If a goal of yours in 2020 is to renovate an existing bath, this blog will help you budget more realistically and effectively. The budget necessary to create the new bathroom of your dreams depends on several key factors. The first is the goal that you want to achieve. Are you upgrading to increase the value of your home because you will be selling it in the near future? Is your goal to create a personal haven in an in-home spa where you can wash away the stresses of the day? Are you simply sick and tired of dated fixtures, dulled grout and limited functionality?
The age of your home and previous remodels also affect the budget. Our experience indicates that it is typically less costly to renovate a bathroom built-in 2000 than it is to renovate one constructed in 1970. Typically, more surprises arise in older homes as generally those homes may have been renovated multiple times already. More work may have to be done in an older bathroom to bring it up to code as well.
The National Kitchen and Bath Association provides the following guidelines as to what categories you will spend your funds on for a new bath:
- Design fees: 4 percent
- Installation: 20 percent
- Fixtures: 15 percent
- Cabinetry and hardware: 16 percent
- Countertops: 7 percent
- Lighting and ventilation: 5 percent
- Flooring: 9 percent
- Doors and windows: 4 percent
- Walls and ceilings: 5 percent
- Faucets and plumbing: 14 percent
- Other: 1 percent
This is a good starting point, but keep in mind that this will differ depending on labor costs in your region. Most of our customers have specific goals and preferences that require them to spend more or less in some categories. We also recommend to our clients to budget an additional 20% for contingencies and unexpected occurrences during construction.
As with most home improvement projects, bathroom renovations can be viewed as good, better and best options.
The Good Option ($5,000 to $15,000)
A good renovation often involves replacing older fixtures such as the shower, toilet, sinks, lighting, faucets, hardware and accessories with off-the-shelf products. A bath remodel in this price range generally uses the existing plumbing configuration, features paint instead of tiled or stone surfaced walls, lower-priced countertops, and involves resurfacing or painting existing cabinets instead of replacing them. Faucets in this option are typically not made of solid metal. Their plastic parts will wear out every five to seven years and will need to be replaced. This renovation will give you a new bath that will look nice and serve its functional purposes. We often see these when our clients are looking to sell their homes in the near future.

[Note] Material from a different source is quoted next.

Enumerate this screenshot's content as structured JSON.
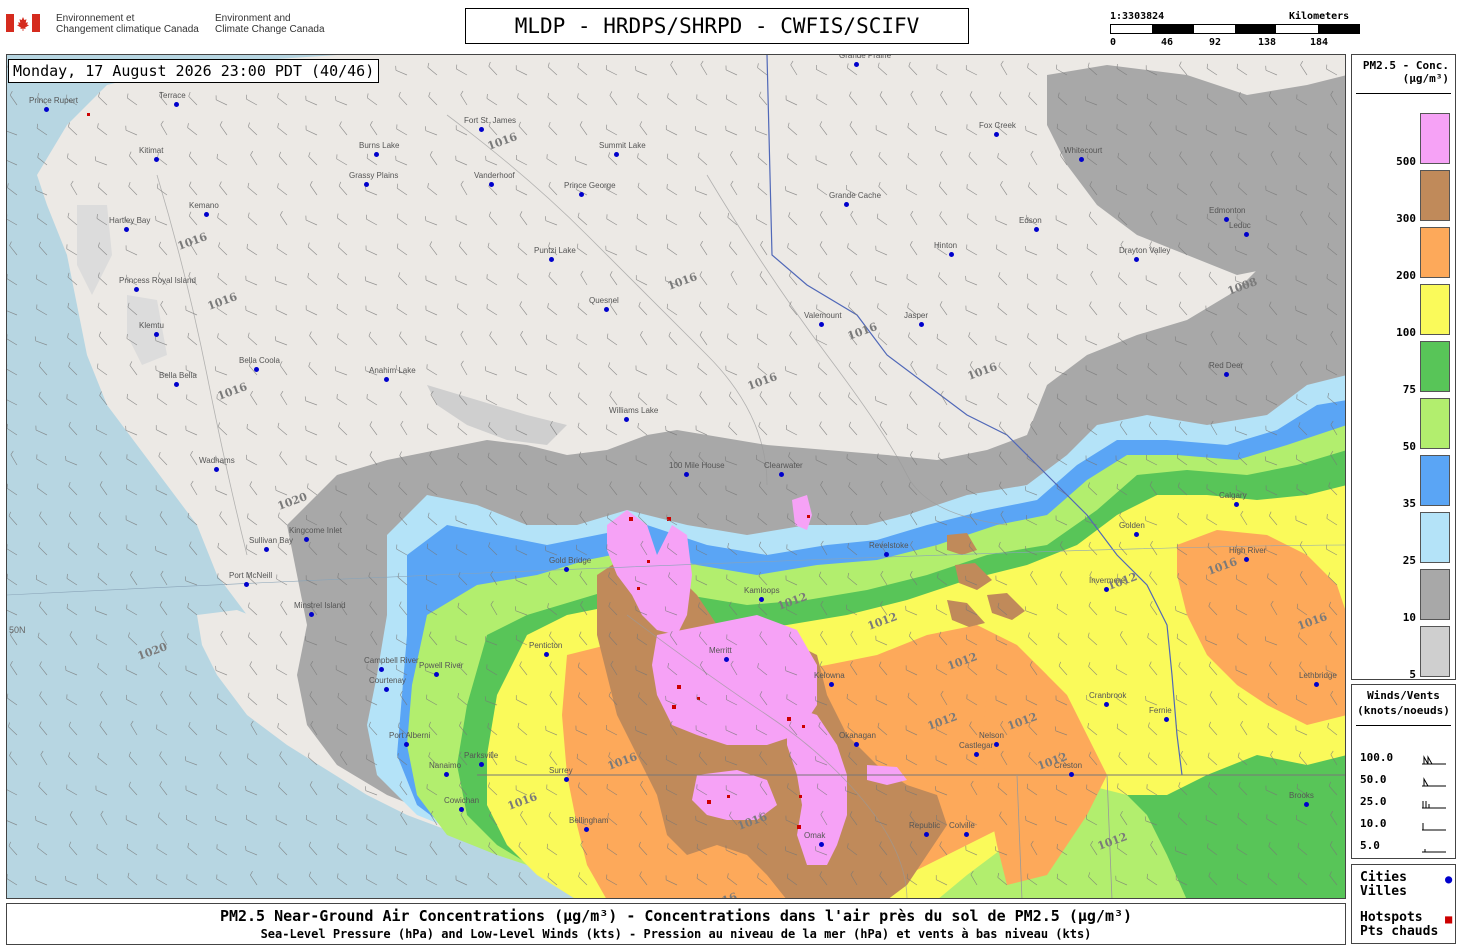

Better Option ($15,000-$50,000)
Increasing the budget to $15,000 to $50,000 will enable you to improve the quality of almost all of the components in the bath. A number of our clients select this budget range if they are remodeling to make their lives better.
Even though the budget is more than the good option, there may be limitations when it comes to changing the existing footprint. The biggest benefit to this is the increase in finish, fixture and cabinet options. Your water closet will not only function more effectively, but it can also be more water-efficient. Your shower fixtures and faucets will be made of solid brass. Faucets will have ceramic disk cartridges that prevent dripping for years unless they get scratched by debris in the water. You will be able to add new flooring, vanities, window treatments, a framed mirror that matches the vanity or a recessed medicine cabinet, and you will enjoy quality levels considerably higher than what you find at a lower budget.
A larger budget provides more flexibility, and you can make a few more adjustments to the layout. You may want to allow for a freestanding soaker tub by reducing the size of the shower stall. You may want to reconfigure the space to accommodate a double vanity and additional storage. Maybe you’ll put in a slightly smaller bathtub to make way for a slightly larger shower. You could slide a sink down and move the plumbing slightly to add a tall linen cabinet. Toilet placement has one of the largest impacts on costs, as the toilet waste pipe is larger and more challenging to relocate than water lines.
With this budget, you will also be able to buy semi-custom cabinetry with different finish options and decorative details. You will likely be able to splurge on one or two items at this budget as well.
Best Option ($50,000-$100,000+)
Higher-end budgets provide a blank canvas. You can install thermostatic shower valves that enable you to preset water temperature and achieve that temperature in a matter of seconds. You can install a linear drain that not only eliminates the need for a threshold but can also eliminate the need for a shower enclosure. It’s a great option if you plan to age in place in your existing home. You may opt for a steam unit that includes music, color, and aromatherapies. You could select a sculptural freestanding tub or a system bath, or you may enjoy multiple showerheads and body sprays.
You can tile the entire bath or opt for stone floor and wall coverings. Countertop options at this budget include marble and engineered stone. Cabinets will likely be made from solid wood with custom finishes. Don’t overlook heated floors and multiple finish options for fixtures.
A higher-end bathroom will increase the value of your home, but, more importantly, it will create tremendous value because you will derive great joy and satisfaction every time you use your new bath.
Need help developing a budget to fit your goals and dreams? Please call our us at (888.682.5956)